[Stored data entries]
::::

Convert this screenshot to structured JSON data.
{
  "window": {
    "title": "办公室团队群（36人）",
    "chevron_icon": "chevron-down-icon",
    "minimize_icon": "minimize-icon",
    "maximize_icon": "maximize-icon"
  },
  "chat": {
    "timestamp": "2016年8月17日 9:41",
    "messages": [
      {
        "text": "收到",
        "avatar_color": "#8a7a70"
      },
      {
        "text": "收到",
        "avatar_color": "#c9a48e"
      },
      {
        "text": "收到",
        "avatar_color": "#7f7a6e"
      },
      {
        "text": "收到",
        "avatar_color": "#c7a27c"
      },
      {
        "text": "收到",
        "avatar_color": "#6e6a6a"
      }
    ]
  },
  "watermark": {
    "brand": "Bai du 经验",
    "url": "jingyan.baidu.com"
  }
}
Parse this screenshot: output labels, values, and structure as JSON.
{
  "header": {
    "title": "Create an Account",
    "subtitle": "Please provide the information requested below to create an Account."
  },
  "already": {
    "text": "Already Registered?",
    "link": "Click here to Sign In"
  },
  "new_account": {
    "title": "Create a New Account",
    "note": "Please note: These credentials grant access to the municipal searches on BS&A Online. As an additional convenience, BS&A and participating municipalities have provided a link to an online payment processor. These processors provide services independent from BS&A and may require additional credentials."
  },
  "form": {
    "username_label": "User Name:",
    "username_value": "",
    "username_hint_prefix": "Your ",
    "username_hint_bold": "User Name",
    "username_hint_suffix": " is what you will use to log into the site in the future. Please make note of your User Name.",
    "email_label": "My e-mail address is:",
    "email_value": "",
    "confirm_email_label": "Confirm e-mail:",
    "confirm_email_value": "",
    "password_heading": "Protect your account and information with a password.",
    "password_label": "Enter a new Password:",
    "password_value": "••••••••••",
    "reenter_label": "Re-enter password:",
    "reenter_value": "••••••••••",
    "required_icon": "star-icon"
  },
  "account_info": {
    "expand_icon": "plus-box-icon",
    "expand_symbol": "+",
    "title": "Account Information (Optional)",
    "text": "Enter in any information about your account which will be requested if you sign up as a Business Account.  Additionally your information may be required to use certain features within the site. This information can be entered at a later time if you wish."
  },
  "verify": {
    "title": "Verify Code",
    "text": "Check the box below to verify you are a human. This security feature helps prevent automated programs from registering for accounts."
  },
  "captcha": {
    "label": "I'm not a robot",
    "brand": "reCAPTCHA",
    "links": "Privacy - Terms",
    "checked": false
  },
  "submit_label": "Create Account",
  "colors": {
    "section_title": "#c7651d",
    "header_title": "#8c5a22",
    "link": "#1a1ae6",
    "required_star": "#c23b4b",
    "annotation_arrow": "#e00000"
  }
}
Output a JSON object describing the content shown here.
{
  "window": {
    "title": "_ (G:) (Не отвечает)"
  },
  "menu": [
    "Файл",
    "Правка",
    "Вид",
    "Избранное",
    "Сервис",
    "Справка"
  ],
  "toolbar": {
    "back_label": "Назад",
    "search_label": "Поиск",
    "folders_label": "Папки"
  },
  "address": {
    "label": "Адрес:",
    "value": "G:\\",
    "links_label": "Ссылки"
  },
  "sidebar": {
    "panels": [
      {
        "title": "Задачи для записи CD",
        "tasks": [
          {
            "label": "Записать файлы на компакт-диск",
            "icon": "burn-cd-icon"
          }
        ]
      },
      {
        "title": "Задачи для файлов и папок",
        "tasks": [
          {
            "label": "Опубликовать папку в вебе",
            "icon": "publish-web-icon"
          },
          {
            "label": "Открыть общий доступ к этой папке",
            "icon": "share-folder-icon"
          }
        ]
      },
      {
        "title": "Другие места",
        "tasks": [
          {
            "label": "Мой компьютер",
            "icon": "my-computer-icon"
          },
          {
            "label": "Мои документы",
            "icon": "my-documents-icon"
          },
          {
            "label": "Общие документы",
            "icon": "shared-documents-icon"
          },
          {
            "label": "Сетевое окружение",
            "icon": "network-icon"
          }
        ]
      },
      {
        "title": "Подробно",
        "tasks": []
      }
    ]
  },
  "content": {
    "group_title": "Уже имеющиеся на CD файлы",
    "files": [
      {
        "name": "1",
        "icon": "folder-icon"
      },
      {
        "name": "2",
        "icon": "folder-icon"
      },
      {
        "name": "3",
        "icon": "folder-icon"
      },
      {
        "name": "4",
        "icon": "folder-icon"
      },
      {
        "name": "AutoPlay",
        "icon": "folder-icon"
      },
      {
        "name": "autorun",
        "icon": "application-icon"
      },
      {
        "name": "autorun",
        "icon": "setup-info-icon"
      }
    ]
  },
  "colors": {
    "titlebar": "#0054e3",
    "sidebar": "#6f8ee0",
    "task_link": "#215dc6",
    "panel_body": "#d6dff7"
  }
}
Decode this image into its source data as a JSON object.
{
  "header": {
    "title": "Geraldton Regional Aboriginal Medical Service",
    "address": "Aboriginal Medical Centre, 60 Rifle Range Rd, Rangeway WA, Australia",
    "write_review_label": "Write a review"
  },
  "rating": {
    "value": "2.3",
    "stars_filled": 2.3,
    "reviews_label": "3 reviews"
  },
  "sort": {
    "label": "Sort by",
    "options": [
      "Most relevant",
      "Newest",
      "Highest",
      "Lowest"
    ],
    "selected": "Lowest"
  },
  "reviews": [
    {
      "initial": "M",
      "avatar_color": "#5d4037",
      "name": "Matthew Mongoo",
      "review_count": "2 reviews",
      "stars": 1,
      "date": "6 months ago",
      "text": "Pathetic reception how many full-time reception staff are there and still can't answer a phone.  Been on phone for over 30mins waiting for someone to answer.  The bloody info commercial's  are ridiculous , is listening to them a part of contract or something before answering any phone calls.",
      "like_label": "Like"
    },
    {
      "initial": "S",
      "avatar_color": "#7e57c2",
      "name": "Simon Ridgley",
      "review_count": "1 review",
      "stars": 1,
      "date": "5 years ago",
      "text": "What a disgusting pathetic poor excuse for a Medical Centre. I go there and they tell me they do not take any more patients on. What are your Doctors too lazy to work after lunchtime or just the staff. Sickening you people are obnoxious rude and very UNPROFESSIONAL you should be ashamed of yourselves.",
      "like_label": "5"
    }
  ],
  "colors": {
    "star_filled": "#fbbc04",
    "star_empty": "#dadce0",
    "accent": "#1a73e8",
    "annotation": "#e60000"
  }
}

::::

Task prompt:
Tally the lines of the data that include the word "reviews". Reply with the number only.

Exercise output:
3